maintain eye contact -- not with one person, not with the floor, not with your paper, with

everyone. Really, really important to look at every single person that you're talking

to. Do a little room sweep. Go, "Hey, Bob. Yeah. What's up?" Pretend that you're individually

looking at all the people. Don't stare at one person. That's weird. Don't stare at two

people. It's like you're playing ping-pong. Are you guys playing ping-pong? Don't do that.

That's strange. Don't stare straight ahead. Don't stare at the ceiling. Look at the people.

Look at their eyes. Okay? Look at the people's eyes. Make sure they're looking at you. If

someone's sleeping or someone's not paying attention to you, if you look at them, they're

like, "Oh, hey. Yeah." Very important, eye contact.

Sometimes, like I said, you've got your speech. You're nervous. You've practiced. You've practiced.

But of course, you think, "Oh, my god. What if I forget or blank out or -- I just can't

do it. What am I going to do?" Well, solution -- cue cards. Cue cards are little pieces

of paper or cardboard that you write down your main points of your presentation or your

speech. So you do not want to read or write down all of the speech because you're like

this, "Yesterday, I saw a really cool elephant. It was -- it was -- gray. It was gray." If

you write down all the speech, your eyes have to read it really quickly and it stops the

flow of your speech. So write down the main points of the cue cards. Maybe on one cue

card, you could have the main point and three points to help you. So maybe you're reading

something or you're speaking, and you forget something. That's cool. "Oh, yeah. That part."

Okay? And say to the people -- just say, "Hold on. Good." There's no problem forgetting something,

but if there's a long silence or you're awkward about it, there's a problem. Apologize. Look

it up. Everyone's cool. Don't worry about it.

So during your presentation, make eye contact; speak loudly; speak clearly; try and remember

your speech. Practice, practice, practice. It's going to reduce your nervousness and

your anxiety. Before you make the speech, make sure it's pretty interesting. To help

you more with this, there's a really, really cool website called

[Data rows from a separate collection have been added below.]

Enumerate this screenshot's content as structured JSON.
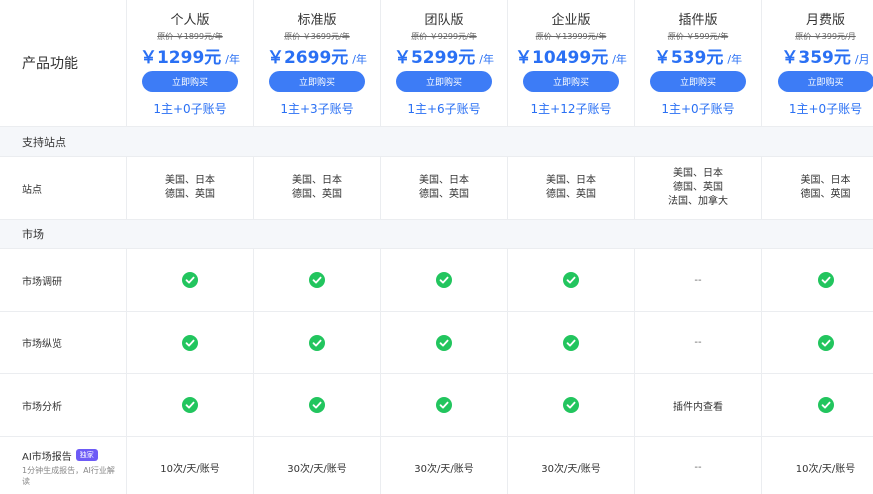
{
  "header": {
    "feature_label": "产品功能",
    "plans": [
      {
        "name": "个人版",
        "original": "原价 ￥1899元/年",
        "price": "￥1299元",
        "period": "/年",
        "buy": "立即购买",
        "accounts": "1主+0子账号"
      },
      {
        "name": "标准版",
        "original": "原价 ￥3699元/年",
        "price": "￥2699元",
        "period": "/年",
        "buy": "立即购买",
        "accounts": "1主+3子账号"
      },
      {
        "name": "团队版",
        "original": "原价 ￥9299元/年",
        "price": "￥5299元",
        "period": "/年",
        "buy": "立即购买",
        "accounts": "1主+6子账号"
      },
      {
        "name": "企业版",
        "original": "原价 ￥13999元/年",
        "price": "￥10499元",
        "period": "/年",
        "buy": "立即购买",
        "accounts": "1主+12子账号"
      },
      {
        "name": "插件版",
        "original": "原价 ￥599元/年",
        "price": "￥539元",
        "period": "/年",
        "buy": "立即购买",
        "accounts": "1主+0子账号"
      },
      {
        "name": "月费版",
        "original": "原价 ￥399元/月",
        "price": "￥359元",
        "period": "/月",
        "buy": "立即购买",
        "accounts": "1主+0子账号"
      }
    ]
  },
  "sections": {
    "sites": "支持站点",
    "market": "市场"
  },
  "rows": {
    "site": {
      "label": "站点",
      "values": [
        [
          "美国、日本",
          "德国、英国"
        ],
        [
          "美国、日本",
          "德国、英国"
        ],
        [
          "美国、日本",
          "德国、英国"
        ],
        [
          "美国、日本",
          "德国、英国"
        ],
        [
          "美国、日本",
          "德国、英国",
          "法国、加拿大"
        ],
        [
          "美国、日本",
          "德国、英国"
        ]
      ]
    },
    "research": {
      "label": "市场调研",
      "values": [
        "check",
        "check",
        "check",
        "check",
        "--",
        "check"
      ]
    },
    "overview": {
      "label": "市场纵览",
      "values": [
        "check",
        "check",
        "check",
        "check",
        "--",
        "check"
      ]
    },
    "analysis": {
      "label": "市场分析",
      "values": [
        "check",
        "check",
        "check",
        "check",
        "插件内查看",
        "check"
      ]
    },
    "ai_report": {
      "label": "AI市场报告",
      "badge": "独家",
      "desc": "1分钟生成报告，AI行业解读",
      "values": [
        "10次/天/账号",
        "30次/天/账号",
        "30次/天/账号",
        "30次/天/账号",
        "--",
        "10次/天/账号"
      ]
    }
  },
  "colors": {
    "accent": "#2a70f4",
    "button": "#3d7cf6",
    "check": "#22c55e",
    "badge": "#6d5bf6",
    "section_bg": "#f5f7fa"
  }
}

If you're finding that you have to do a lot of presentations for work or for school or

for anything, check out this website. It will help you just like this did.

Good luck in your speeches. Adios.